- [THE TASK]: Copy out the whole listing exactly as given. Skip the pictures.
+++++
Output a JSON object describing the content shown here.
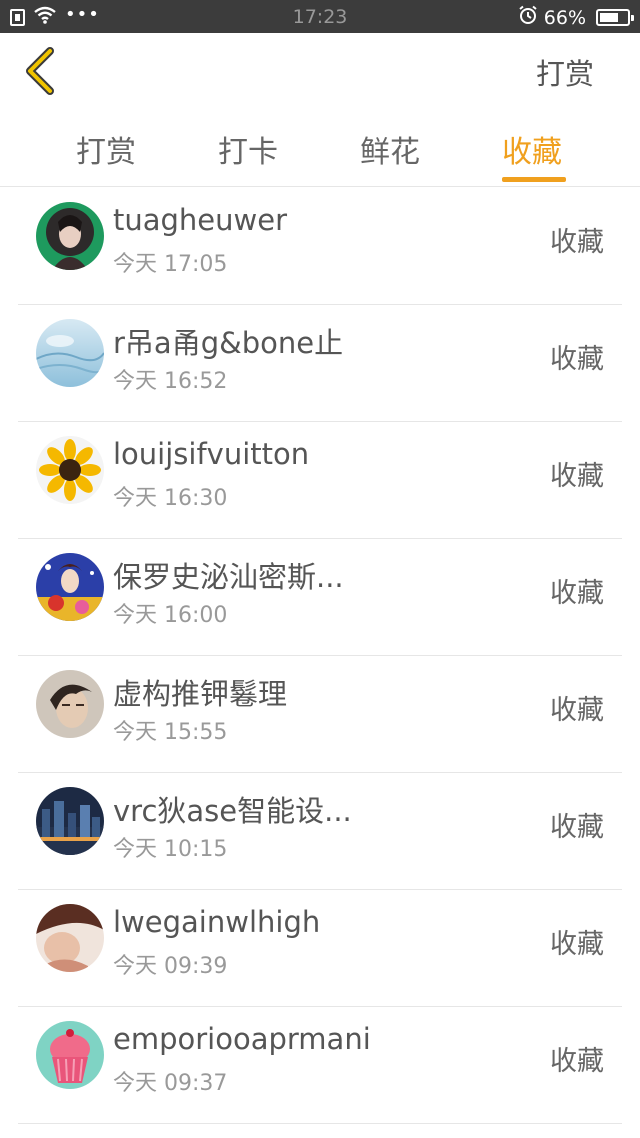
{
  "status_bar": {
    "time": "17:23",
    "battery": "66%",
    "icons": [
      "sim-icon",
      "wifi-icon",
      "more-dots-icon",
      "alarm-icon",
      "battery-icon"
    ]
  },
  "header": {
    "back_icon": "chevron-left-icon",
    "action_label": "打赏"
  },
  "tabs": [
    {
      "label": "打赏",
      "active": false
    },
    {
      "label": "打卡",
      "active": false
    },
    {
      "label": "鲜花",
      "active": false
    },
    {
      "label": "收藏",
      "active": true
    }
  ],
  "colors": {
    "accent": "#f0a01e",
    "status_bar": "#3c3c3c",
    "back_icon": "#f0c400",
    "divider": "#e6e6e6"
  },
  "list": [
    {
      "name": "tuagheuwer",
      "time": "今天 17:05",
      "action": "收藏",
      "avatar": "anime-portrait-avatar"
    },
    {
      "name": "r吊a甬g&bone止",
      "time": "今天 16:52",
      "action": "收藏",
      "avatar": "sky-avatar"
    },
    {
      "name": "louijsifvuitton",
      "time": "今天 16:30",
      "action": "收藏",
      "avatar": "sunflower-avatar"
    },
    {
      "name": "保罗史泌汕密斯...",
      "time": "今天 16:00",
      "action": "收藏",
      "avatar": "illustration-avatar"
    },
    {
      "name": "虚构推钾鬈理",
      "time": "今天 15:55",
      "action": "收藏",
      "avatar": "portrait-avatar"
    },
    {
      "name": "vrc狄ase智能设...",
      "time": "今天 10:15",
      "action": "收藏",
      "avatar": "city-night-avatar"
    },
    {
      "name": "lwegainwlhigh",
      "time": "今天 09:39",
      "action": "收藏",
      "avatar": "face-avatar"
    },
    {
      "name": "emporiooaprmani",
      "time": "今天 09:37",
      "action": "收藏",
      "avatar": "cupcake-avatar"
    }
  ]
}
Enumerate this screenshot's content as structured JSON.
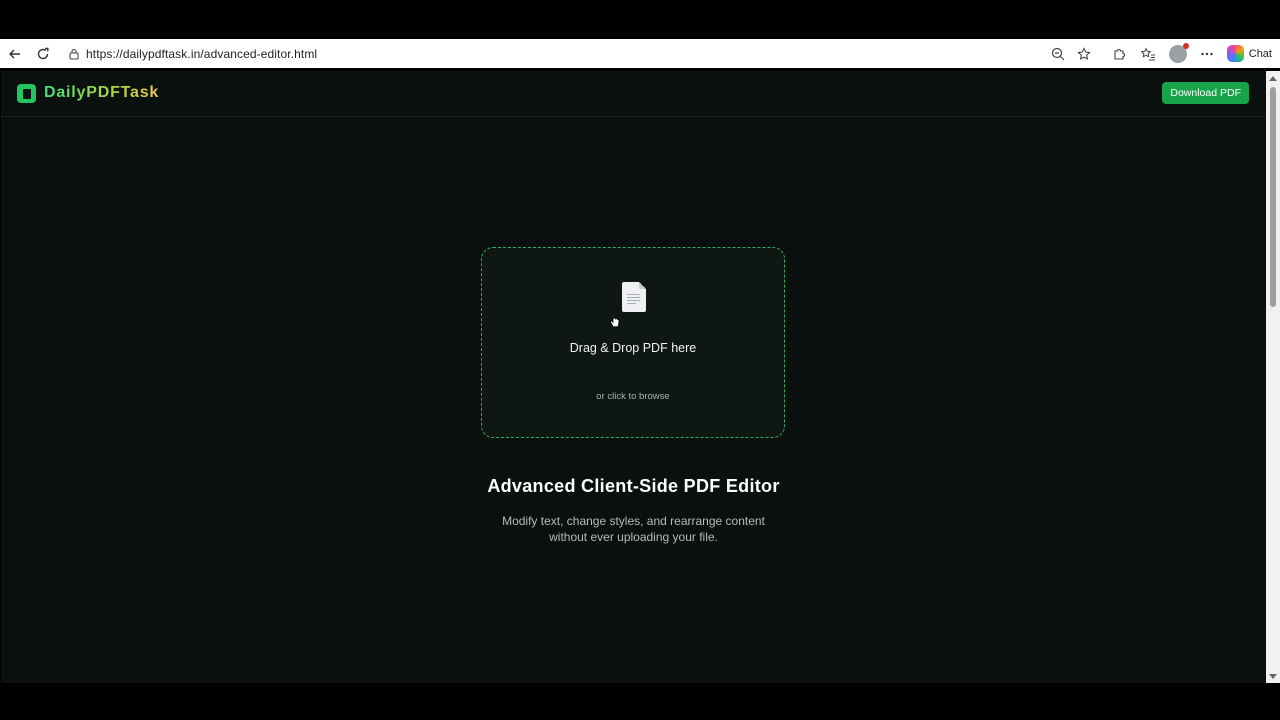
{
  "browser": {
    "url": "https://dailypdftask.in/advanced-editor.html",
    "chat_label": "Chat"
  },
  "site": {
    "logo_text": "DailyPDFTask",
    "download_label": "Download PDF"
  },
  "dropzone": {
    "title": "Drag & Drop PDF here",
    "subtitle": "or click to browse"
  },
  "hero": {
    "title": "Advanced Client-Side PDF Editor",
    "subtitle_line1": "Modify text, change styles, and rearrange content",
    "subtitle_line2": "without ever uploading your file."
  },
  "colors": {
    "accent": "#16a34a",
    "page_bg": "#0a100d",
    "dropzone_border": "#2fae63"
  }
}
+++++
- [SOLUTION]:
Output a JSON object describing the content shown here.
{
  "status_bar": {
    "time": "17:23",
    "battery": "66%",
    "icons": [
      "sim-icon",
      "wifi-icon",
      "more-dots-icon",
      "alarm-icon",
      "battery-icon"
    ]
  },
  "header": {
    "back_icon": "chevron-left-icon",
    "action_label": "打赏"
  },
  "tabs": [
    {
      "label": "打赏",
      "active": false
    },
    {
      "label": "打卡",
      "active": false
    },
    {
      "label": "鲜花",
      "active": false
    },
    {
      "label": "收藏",
      "active": true
    }
  ],
  "colors": {
    "accent": "#f0a01e",
    "status_bar": "#3c3c3c",
    "back_icon": "#f0c400",
    "divider": "#e6e6e6"
  },
  "list": [
    {
      "name": "tuagheuwer",
      "time": "今天 17:05",
      "action": "收藏",
      "avatar": "anime-portrait-avatar"
    },
    {
      "name": "r吊a甬g&bone止",
      "time": "今天 16:52",
      "action": "收藏",
      "avatar": "sky-avatar"
    },
    {
      "name": "louijsifvuitton",
      "time": "今天 16:30",
      "action": "收藏",
      "avatar": "sunflower-avatar"
    },
    {
      "name": "保罗史泌汕密斯...",
      "time": "今天 16:00",
      "action": "收藏",
      "avatar": "illustration-avatar"
    },
    {
      "name": "虚构推钾鬈理",
      "time": "今天 15:55",
      "action": "收藏",
      "avatar": "portrait-avatar"
    },
    {
      "name": "vrc狄ase智能设...",
      "time": "今天 10:15",
      "action": "收藏",
      "avatar": "city-night-avatar"
    },
    {
      "name": "lwegainwlhigh",
      "time": "今天 09:39",
      "action": "收藏",
      "avatar": "face-avatar"
    },
    {
      "name": "emporiooaprmani",
      "time": "今天 09:37",
      "action": "收藏",
      "avatar": "cupcake-avatar"
    }
  ]
}
Enumerate this screenshot's content as structured JSON.
{
  "browser": {
    "url": "https://dailypdftask.in/advanced-editor.html",
    "chat_label": "Chat"
  },
  "site": {
    "logo_text": "DailyPDFTask",
    "download_label": "Download PDF"
  },
  "dropzone": {
    "title": "Drag & Drop PDF here",
    "subtitle": "or click to browse"
  },
  "hero": {
    "title": "Advanced Client-Side PDF Editor",
    "subtitle_line1": "Modify text, change styles, and rearrange content",
    "subtitle_line2": "without ever uploading your file."
  },
  "colors": {
    "accent": "#16a34a",
    "page_bg": "#0a100d",
    "dropzone_border": "#2fae63"
  }
}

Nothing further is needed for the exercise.